### ABOUT THIS TASK
When a line in the entries contains the word "desc", copy that line in full.
─── STUDY MATERIAL ───
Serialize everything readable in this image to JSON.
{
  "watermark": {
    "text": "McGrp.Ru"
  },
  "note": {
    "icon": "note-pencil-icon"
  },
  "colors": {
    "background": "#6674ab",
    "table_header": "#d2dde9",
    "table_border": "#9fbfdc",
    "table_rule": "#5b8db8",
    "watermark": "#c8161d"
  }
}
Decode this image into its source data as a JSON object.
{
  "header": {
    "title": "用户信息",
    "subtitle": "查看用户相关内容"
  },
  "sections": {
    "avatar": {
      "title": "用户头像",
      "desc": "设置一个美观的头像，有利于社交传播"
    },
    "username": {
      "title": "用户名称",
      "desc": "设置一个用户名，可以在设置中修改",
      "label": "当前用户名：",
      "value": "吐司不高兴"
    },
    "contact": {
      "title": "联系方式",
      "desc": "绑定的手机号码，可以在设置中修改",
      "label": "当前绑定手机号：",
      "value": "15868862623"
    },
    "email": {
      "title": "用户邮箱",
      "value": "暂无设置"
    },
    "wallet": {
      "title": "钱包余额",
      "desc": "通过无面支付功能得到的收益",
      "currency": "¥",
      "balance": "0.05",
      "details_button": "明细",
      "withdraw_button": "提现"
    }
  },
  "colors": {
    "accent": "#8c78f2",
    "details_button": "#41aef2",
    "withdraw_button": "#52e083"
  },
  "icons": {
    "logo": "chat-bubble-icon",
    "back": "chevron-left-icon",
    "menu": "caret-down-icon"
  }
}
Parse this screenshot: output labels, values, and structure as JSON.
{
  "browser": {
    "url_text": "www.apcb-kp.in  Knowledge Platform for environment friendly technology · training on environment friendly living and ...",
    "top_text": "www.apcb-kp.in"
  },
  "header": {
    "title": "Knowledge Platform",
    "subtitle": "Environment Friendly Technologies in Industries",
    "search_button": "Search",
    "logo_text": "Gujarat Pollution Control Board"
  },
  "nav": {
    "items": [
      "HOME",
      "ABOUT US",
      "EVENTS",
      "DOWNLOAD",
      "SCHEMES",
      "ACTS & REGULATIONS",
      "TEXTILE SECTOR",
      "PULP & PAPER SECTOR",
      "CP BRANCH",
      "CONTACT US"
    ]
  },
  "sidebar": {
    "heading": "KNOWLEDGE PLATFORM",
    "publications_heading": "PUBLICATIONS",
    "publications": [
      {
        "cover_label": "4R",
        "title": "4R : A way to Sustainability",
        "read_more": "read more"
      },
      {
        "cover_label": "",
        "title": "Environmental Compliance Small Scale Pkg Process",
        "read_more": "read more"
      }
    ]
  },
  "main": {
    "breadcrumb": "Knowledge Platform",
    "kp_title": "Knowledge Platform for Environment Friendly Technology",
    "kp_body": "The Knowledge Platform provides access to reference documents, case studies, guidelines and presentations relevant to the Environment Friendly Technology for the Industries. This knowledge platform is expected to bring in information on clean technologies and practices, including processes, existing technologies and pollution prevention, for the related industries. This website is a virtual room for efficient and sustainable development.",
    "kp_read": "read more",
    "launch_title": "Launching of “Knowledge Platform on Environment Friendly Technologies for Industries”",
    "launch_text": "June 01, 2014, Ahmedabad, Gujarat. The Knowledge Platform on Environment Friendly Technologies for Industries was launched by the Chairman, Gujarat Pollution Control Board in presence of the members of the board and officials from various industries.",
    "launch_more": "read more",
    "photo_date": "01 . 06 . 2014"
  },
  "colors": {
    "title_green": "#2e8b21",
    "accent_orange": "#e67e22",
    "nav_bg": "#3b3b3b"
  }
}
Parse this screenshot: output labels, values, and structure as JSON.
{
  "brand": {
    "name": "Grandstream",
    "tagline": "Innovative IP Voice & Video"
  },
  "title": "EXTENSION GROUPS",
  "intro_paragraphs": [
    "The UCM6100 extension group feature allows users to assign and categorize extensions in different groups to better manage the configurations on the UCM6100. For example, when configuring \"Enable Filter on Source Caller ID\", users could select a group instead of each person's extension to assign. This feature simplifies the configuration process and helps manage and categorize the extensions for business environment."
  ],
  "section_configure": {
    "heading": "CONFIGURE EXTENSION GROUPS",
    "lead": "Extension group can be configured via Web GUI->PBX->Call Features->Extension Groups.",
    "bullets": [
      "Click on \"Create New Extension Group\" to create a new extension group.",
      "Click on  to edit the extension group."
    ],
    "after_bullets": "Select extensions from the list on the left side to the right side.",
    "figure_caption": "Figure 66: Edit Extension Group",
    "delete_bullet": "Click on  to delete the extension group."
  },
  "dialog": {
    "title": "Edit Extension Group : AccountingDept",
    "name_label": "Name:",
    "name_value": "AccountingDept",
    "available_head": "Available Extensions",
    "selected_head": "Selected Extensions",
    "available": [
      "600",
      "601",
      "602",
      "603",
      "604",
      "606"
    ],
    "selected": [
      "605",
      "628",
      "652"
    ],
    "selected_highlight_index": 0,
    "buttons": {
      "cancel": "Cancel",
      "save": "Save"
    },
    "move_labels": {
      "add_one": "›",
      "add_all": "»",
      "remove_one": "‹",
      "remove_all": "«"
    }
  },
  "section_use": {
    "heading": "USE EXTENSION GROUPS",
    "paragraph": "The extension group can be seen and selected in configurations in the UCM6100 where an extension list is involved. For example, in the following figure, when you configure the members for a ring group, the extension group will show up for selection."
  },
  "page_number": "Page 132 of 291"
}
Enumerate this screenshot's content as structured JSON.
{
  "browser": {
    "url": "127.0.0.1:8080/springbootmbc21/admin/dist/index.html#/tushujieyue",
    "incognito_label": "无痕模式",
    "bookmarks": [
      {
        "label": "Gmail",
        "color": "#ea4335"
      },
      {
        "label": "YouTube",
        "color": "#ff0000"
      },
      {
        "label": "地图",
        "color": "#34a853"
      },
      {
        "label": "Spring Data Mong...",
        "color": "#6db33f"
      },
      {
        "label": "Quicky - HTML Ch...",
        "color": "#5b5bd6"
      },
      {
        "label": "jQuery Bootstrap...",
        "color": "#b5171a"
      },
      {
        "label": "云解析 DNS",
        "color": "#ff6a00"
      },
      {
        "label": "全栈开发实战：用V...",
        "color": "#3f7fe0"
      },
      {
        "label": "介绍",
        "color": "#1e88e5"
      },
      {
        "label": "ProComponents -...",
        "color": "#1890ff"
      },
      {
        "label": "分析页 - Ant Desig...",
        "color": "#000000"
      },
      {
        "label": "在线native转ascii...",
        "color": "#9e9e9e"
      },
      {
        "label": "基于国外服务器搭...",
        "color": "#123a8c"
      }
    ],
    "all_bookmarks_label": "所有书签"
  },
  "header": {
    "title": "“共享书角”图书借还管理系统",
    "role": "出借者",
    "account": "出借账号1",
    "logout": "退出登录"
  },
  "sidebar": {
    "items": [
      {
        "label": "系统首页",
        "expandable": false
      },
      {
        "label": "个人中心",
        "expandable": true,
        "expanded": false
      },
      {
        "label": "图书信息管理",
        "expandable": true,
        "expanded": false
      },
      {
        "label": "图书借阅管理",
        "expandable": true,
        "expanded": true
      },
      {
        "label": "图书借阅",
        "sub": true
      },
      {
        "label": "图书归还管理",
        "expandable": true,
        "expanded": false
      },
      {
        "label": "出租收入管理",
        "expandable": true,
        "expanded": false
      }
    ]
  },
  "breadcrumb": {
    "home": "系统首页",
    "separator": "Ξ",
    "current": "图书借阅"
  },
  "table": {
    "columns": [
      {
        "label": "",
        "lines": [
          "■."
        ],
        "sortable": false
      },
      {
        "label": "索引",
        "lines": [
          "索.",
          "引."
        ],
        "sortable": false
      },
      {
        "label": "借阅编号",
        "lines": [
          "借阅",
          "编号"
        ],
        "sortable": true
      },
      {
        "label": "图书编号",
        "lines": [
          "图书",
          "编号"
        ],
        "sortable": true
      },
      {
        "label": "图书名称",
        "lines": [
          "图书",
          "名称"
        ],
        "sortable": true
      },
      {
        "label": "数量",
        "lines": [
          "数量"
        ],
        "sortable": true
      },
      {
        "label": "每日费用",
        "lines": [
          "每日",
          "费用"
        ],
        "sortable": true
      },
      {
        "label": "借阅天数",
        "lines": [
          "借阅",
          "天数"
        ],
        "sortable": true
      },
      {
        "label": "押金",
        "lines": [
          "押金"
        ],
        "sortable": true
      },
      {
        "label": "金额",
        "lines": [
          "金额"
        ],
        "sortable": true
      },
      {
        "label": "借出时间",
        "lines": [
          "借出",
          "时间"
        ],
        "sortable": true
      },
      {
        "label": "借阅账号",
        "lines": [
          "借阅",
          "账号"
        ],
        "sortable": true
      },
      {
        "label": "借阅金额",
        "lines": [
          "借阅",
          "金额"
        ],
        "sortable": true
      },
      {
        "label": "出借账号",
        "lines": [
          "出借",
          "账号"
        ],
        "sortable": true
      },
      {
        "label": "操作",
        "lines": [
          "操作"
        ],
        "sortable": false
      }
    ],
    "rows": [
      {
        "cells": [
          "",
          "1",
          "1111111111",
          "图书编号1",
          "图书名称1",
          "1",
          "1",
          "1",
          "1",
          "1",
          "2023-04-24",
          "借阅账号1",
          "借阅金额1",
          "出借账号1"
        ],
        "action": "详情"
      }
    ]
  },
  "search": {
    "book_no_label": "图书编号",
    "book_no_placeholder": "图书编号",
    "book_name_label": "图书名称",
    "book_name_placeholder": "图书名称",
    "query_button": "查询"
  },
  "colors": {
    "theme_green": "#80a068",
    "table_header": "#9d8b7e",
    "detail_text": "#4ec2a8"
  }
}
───
### FINISHED TASK
      "desc": "设置一个美观的头像，有利于社交传播"
      "desc": "设置一个用户名，可以在设置中修改",
      "desc": "绑定的手机号码，可以在设置中修改",
      "desc": "通过无面支付功能得到的收益",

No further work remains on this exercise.